**Work item:**
Copy whichever lines of the data hold the word "placeholder".

(Items from an interface collection)
★ ★ ★ ★ ★

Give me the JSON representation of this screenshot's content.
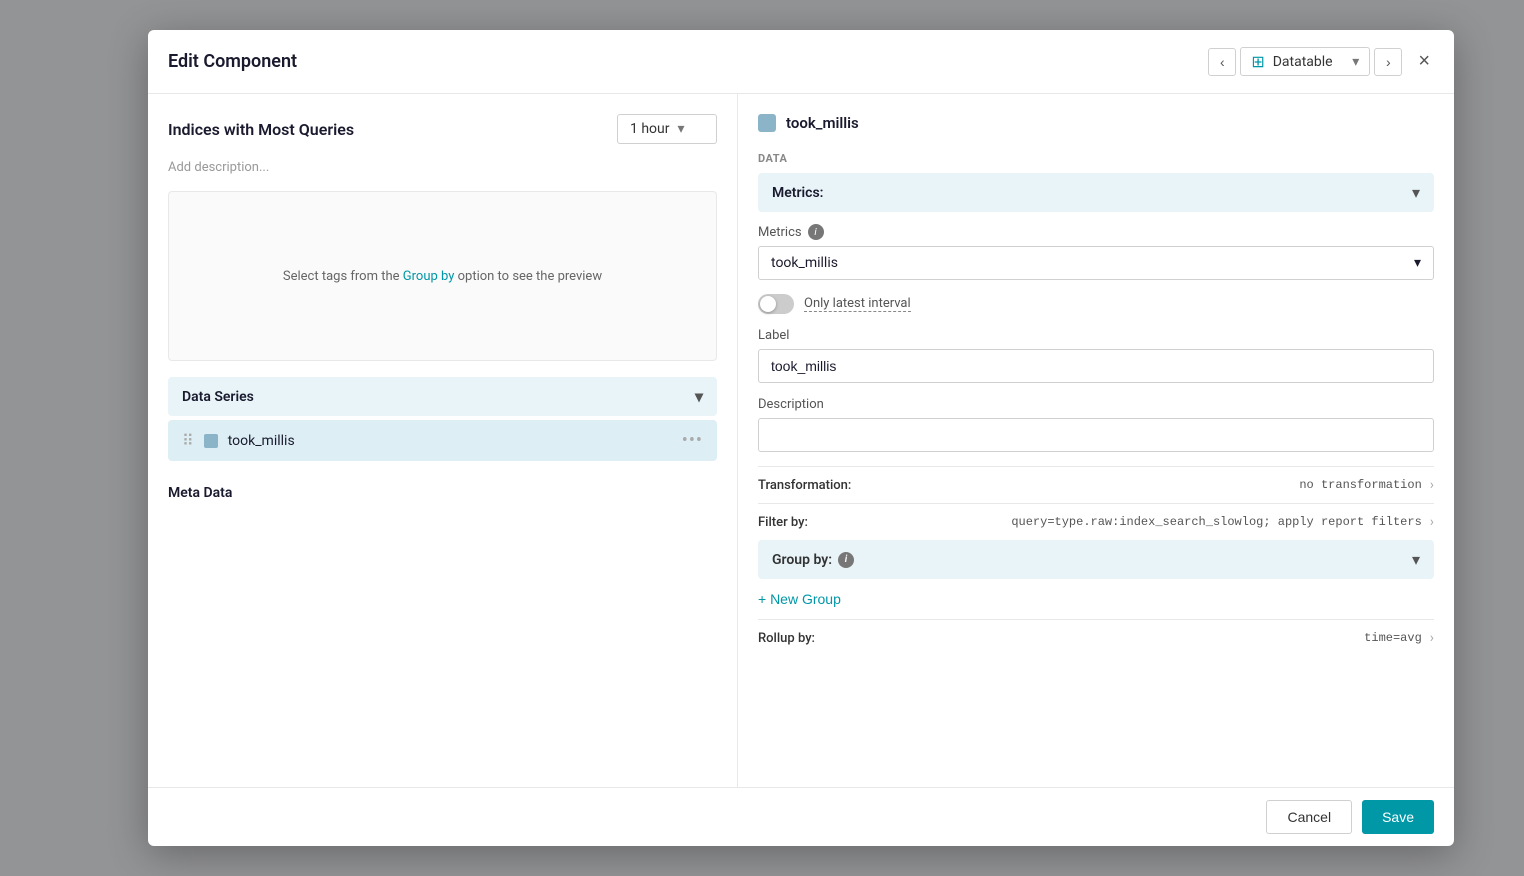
{
  "modal": {
    "title": "Edit Component",
    "close_label": "×",
    "nav": {
      "prev_icon": "‹",
      "next_icon": "›",
      "type_icon": "⊞",
      "type_label": "Datatable",
      "type_caret": "▾"
    },
    "left": {
      "comp_title": "Indices with Most Queries",
      "add_description": "Add description...",
      "time_label": "1 hour",
      "time_caret": "▾",
      "preview": {
        "text_before": "Select tags from the ",
        "link": "Group by",
        "text_after": " option to see the preview"
      },
      "data_series": {
        "label": "Data Series",
        "caret": "▾",
        "items": [
          {
            "name": "took_millis",
            "color": "#8bb4c8",
            "more_icon": "•••"
          }
        ]
      },
      "meta_data_label": "Meta Data"
    },
    "right": {
      "series_name": "took_millis",
      "series_color": "#8bb4c8",
      "data_section_label": "DATA",
      "metrics_section": {
        "label": "Metrics:",
        "caret": "▾"
      },
      "metrics_field": {
        "label": "Metrics",
        "has_info": true,
        "value": "took_millis",
        "caret": "▾"
      },
      "toggle": {
        "label": "Only latest interval",
        "enabled": false
      },
      "label_field": {
        "label": "Label",
        "placeholder": "took_millis",
        "value": "took_millis"
      },
      "description_field": {
        "label": "Description",
        "placeholder": "",
        "value": ""
      },
      "transformation_row": {
        "label": "Transformation:",
        "value": "no transformation",
        "caret": "›"
      },
      "filter_row": {
        "label": "Filter by:",
        "value": "query=type.raw:index_search_slowlog; apply report filters",
        "caret": "›"
      },
      "group_by_row": {
        "label": "Group by:",
        "has_info": true,
        "caret": "▾"
      },
      "new_group_btn": "+ New Group",
      "rollup_row": {
        "label": "Rollup by:",
        "value": "time=avg",
        "caret": "›"
      }
    },
    "footer": {
      "cancel_label": "Cancel",
      "save_label": "Save"
    }
  }
}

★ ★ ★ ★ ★

**Written solution:**
        "placeholder": "took_millis",
        "placeholder": "",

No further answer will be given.